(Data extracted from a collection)
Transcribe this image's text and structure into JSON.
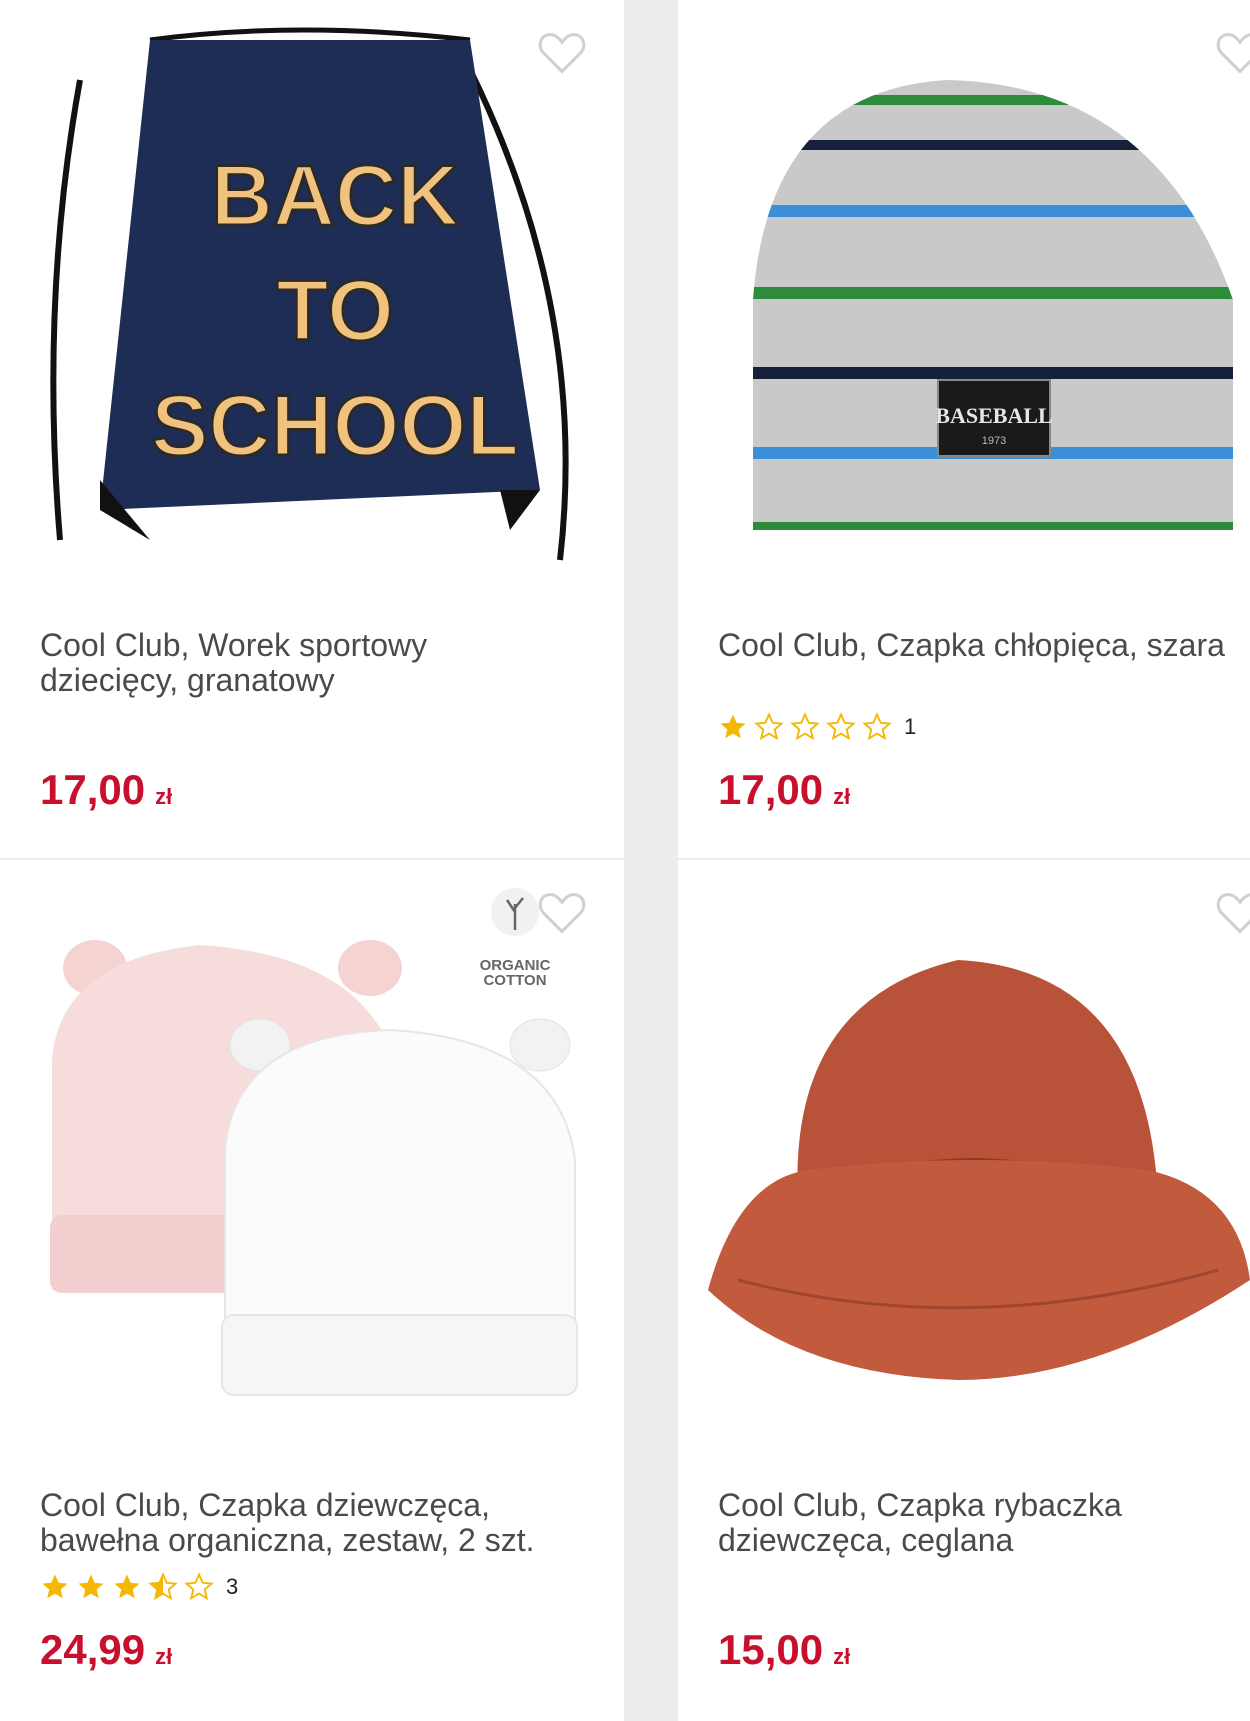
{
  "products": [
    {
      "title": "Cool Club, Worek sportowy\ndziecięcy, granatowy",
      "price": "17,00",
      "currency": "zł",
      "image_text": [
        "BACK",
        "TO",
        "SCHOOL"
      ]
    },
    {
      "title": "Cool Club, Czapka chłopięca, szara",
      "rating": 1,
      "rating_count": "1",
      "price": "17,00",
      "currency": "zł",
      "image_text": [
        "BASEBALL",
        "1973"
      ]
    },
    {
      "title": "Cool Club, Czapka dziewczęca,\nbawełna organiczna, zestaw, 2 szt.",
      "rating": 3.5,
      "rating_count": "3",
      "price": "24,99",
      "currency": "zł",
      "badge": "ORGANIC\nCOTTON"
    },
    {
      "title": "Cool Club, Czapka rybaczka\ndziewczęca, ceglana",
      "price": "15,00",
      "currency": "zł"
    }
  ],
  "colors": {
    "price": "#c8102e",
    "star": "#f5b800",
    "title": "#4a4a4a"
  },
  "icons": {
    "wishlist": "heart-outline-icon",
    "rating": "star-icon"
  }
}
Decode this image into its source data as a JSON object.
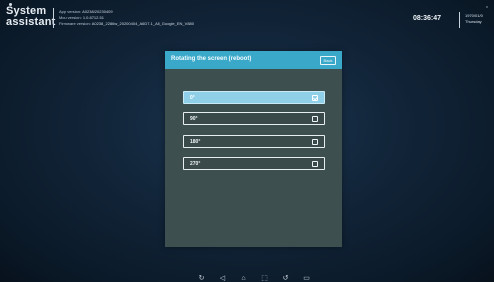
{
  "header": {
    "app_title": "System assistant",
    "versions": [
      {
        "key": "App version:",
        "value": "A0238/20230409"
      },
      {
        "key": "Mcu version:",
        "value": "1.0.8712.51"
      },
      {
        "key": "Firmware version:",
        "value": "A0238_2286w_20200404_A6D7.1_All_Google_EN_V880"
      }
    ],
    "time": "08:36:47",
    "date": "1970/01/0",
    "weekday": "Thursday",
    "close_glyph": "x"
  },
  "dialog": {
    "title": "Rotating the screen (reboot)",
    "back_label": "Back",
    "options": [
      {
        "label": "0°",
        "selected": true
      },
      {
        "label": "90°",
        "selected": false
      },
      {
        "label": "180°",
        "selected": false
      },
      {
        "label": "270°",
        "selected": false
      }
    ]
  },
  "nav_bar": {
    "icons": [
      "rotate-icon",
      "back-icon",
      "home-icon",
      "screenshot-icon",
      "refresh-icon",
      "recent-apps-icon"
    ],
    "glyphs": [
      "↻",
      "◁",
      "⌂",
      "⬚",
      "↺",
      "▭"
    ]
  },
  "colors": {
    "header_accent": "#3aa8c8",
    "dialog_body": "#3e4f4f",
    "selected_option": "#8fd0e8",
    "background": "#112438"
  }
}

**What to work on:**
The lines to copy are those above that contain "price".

**Task answer:**
      "price": "17,00",
      "price": "17,00",
      "price": "24,99",
      "price": "15,00",
    "price": "#c8102e",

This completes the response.